To the extent that gold is viewed as a safe-haven asset when equity markets fall, there is typically an inverse relationship between gold and equities. However, this week’s Chart Room shows the correlation of the two assets’ returns has done an about-face in recent weeks, turning sharply positive since the March selloff across risk assets. Gold and stocks fell together in mid-March as liquidity in the financial system dried up and investors dashed for cash. Then in April, gold rallied with equities as central banks injected significant liquidity and pledged to essentially do whatever it takes to maintain healthy funding conditions.

When gold and equities become positively correlated, it usually signals a market regime driven by liquidity and changing real yields, such as the current environment. We also saw this positive correlation amid the aftermath of the 2008 financial crisis, the height of the euro debt crisis in 2011-12, and during a period of rising real yields in 2018. 

A positive correlation with stocks could also mean lower diversification benefits from holding gold in a multi-asset portfolio. Having said that, we still hold a positive view on gold over the medium term as it can hedge against the potential risk of currency debasement given the significant scale of fiscal and monetary stimulus. 

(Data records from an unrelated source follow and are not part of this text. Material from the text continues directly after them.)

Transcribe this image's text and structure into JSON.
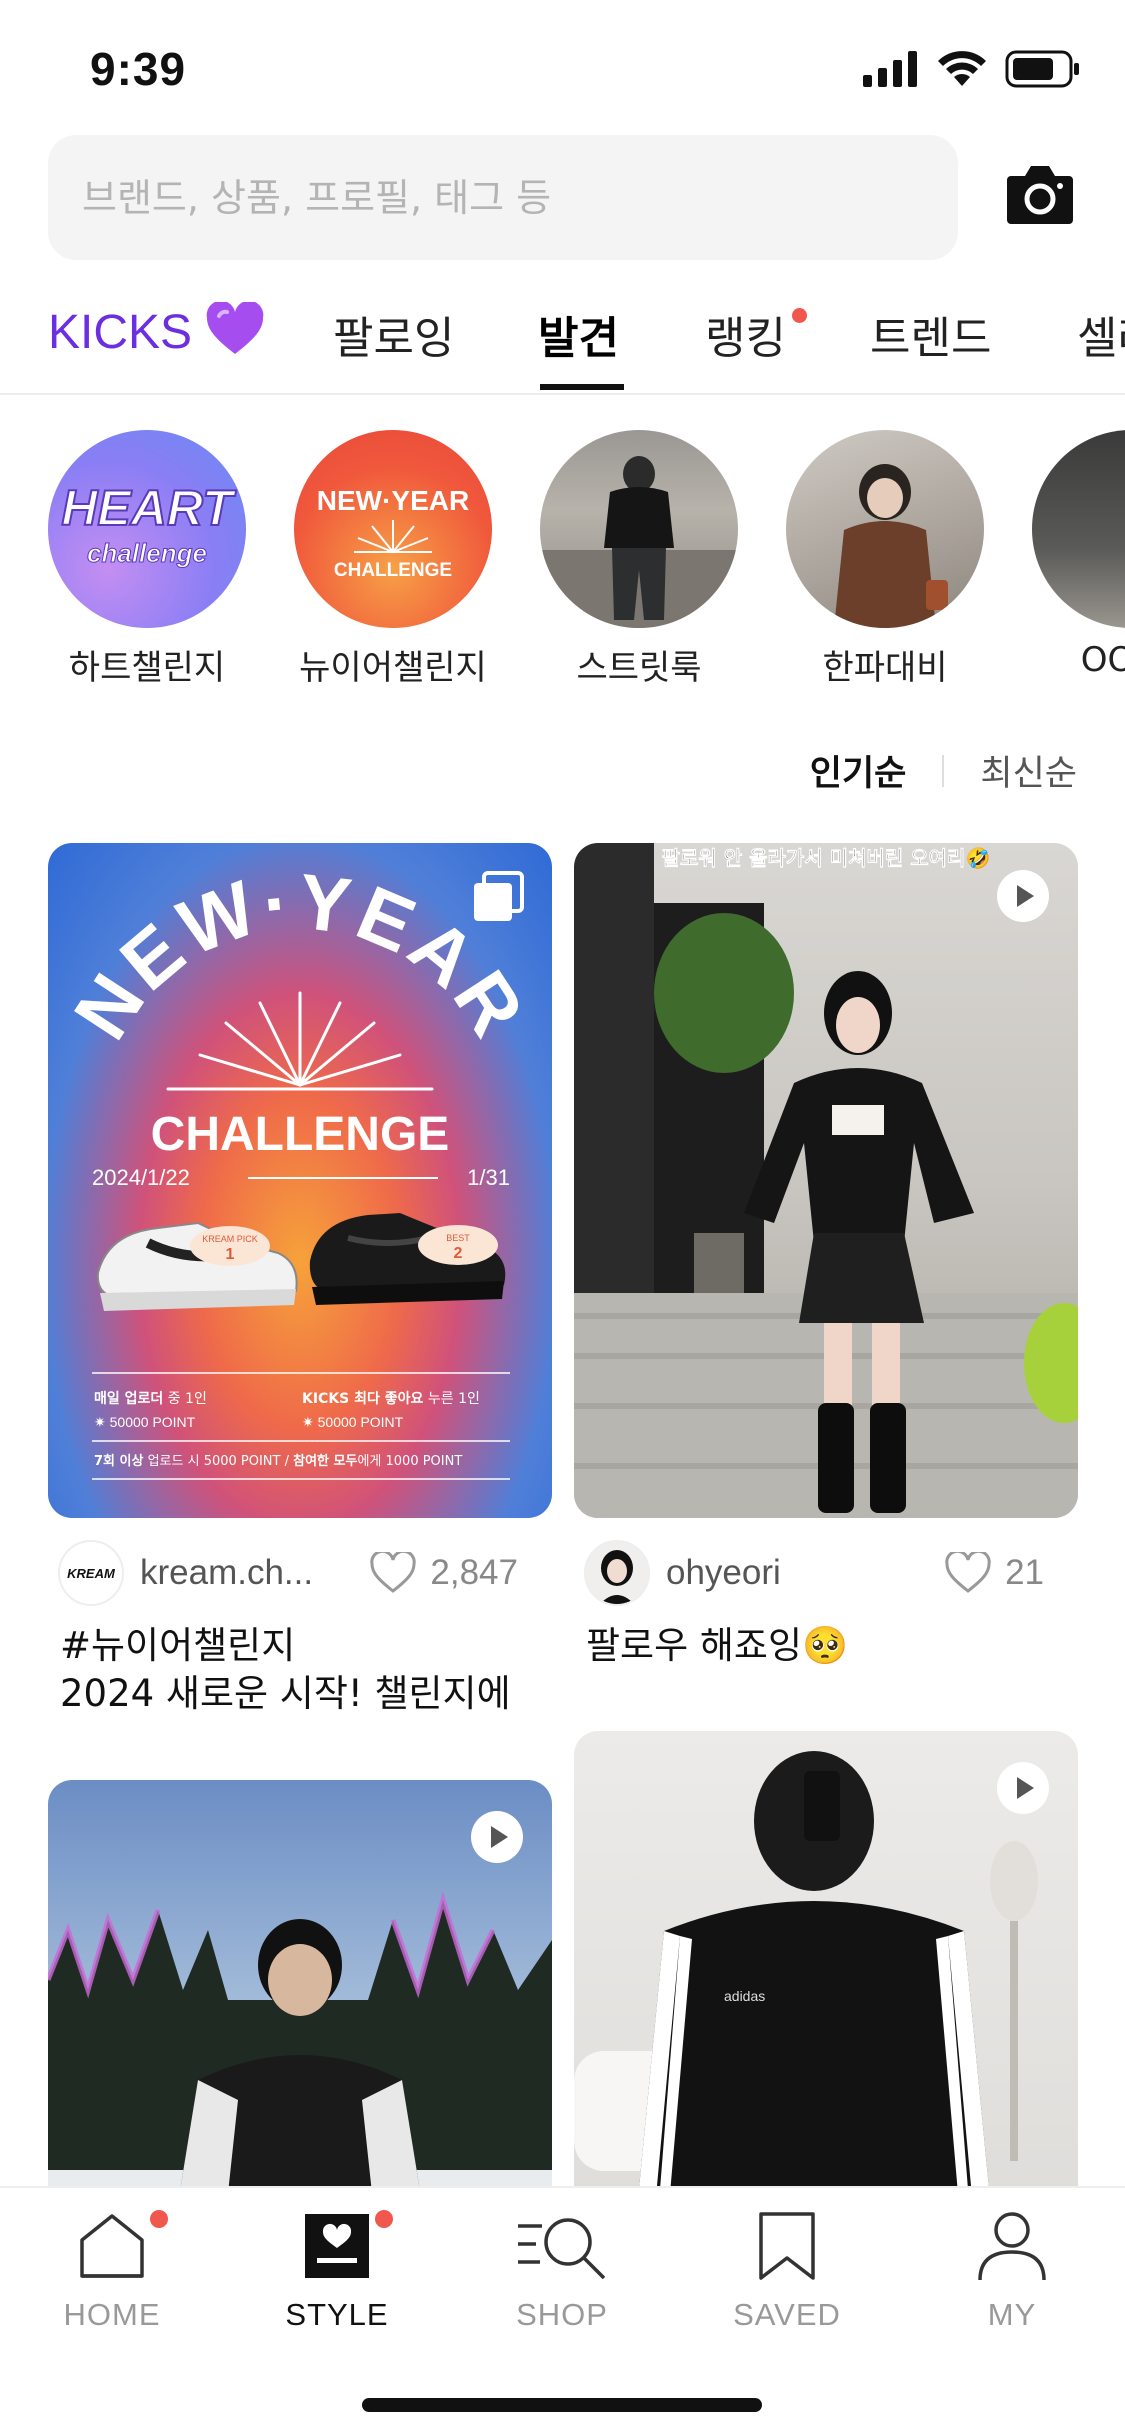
{
  "status_bar": {
    "time": "9:39"
  },
  "search": {
    "placeholder": "브랜드, 상품, 프로필, 태그 등"
  },
  "tabs": [
    {
      "label": "KICKS",
      "emoji": "💜"
    },
    {
      "label": "팔로잉"
    },
    {
      "label": "발견",
      "active": true
    },
    {
      "label": "랭킹",
      "dot": true
    },
    {
      "label": "트렌드"
    },
    {
      "label": "셀러"
    }
  ],
  "stories": [
    {
      "label": "하트챌린지",
      "art_text": "HEART",
      "art_sub": "challenge"
    },
    {
      "label": "뉴이어챌린지",
      "art_text": "NEW·YEAR",
      "art_sub": "CHALLENGE"
    },
    {
      "label": "스트릿룩"
    },
    {
      "label": "한파대비"
    },
    {
      "label": "OOTD"
    }
  ],
  "sort": {
    "popular": "인기순",
    "latest": "최신순"
  },
  "feed": [
    {
      "user": "kream.ch...",
      "avatar_text": "KREAM",
      "likes": "2,847",
      "caption_line1": "#뉴이어챌린지",
      "caption_line2": "2024 새로운 시작! 챌린지에",
      "poster": {
        "title_top": "NEW·YEAR",
        "title_main": "CHALLENGE",
        "date_start": "2024/1/22",
        "date_end": "1/31",
        "pick_label": "KREAM PICK",
        "pick_num": "1",
        "best_label": "BEST",
        "best_num": "2",
        "rule1_a": "매일 업로더",
        "rule1_b": " 중 1인",
        "rule1_point": "✷ 50000 POINT",
        "rule2_a": "KICKS 최다 좋아요",
        "rule2_b": " 누른 1인",
        "rule2_point": "✷ 50000 POINT",
        "rule3_a": "7회 이상",
        "rule3_b": " 업로드 시 5000 POINT / ",
        "rule3_c": "참여한 모두",
        "rule3_d": "에게 1000 POINT"
      }
    },
    {
      "user": "ohyeori",
      "likes": "21",
      "caption": "팔로우 해죠잉🥺",
      "overlay_text": "팔로워 안 올라가서 미쳐버린 오여리🤣"
    }
  ],
  "bottom_nav": [
    {
      "label": "HOME",
      "icon": "home-icon",
      "dot": true
    },
    {
      "label": "STYLE",
      "icon": "style-icon",
      "dot": true,
      "active": true
    },
    {
      "label": "SHOP",
      "icon": "shop-search-icon"
    },
    {
      "label": "SAVED",
      "icon": "bookmark-icon"
    },
    {
      "label": "MY",
      "icon": "person-icon"
    }
  ],
  "colors": {
    "accent": "#6b2ee0",
    "dot": "#f0584e"
  }
}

It is also worth noting that returns from gold producers lagged those of the actual metal in March, but recorded a sharp catch-up in April and have now delivered a similar return as the gold price year-to-date. Despite the weakened diversification benefit, gold hasn’t lost all its lustre.

Joseph Zhang

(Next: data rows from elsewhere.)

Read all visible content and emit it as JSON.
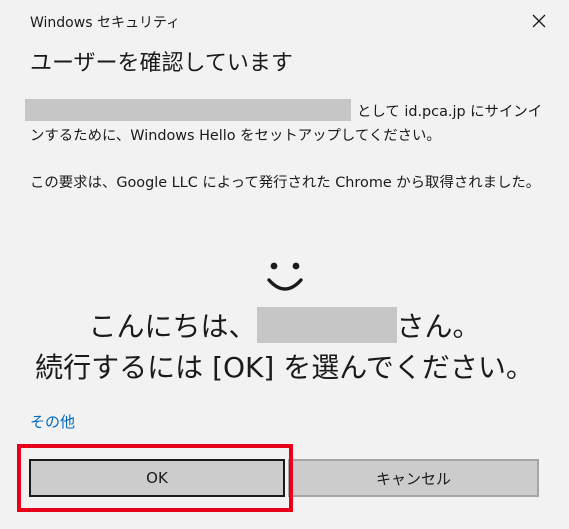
{
  "window": {
    "title": "Windows セキュリティ"
  },
  "heading": "ユーザーを確認しています",
  "message1": {
    "text_after_email": "として id.pca.jp にサインインするために、Windows Hello をセットアップしてください。"
  },
  "message2": "この要求は、Google LLC によって発行された Chrome から取得されました。",
  "greeting": {
    "line1_prefix": "こんにちは、",
    "line1_suffix": "さん。",
    "line2": "続行するには [OK] を選んでください。"
  },
  "more_link": "その他",
  "buttons": {
    "ok": "OK",
    "cancel": "キャンセル"
  },
  "colors": {
    "background": "#f2f2f2",
    "link": "#0067c0",
    "button": "#cccccc",
    "redaction": "#c6c6c6",
    "highlight": "#e8001a"
  }
}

Joseph Zhang

Bob Chen

Bob Chen

Investment Writer

Mark J Hamilton

Mark J Hamilton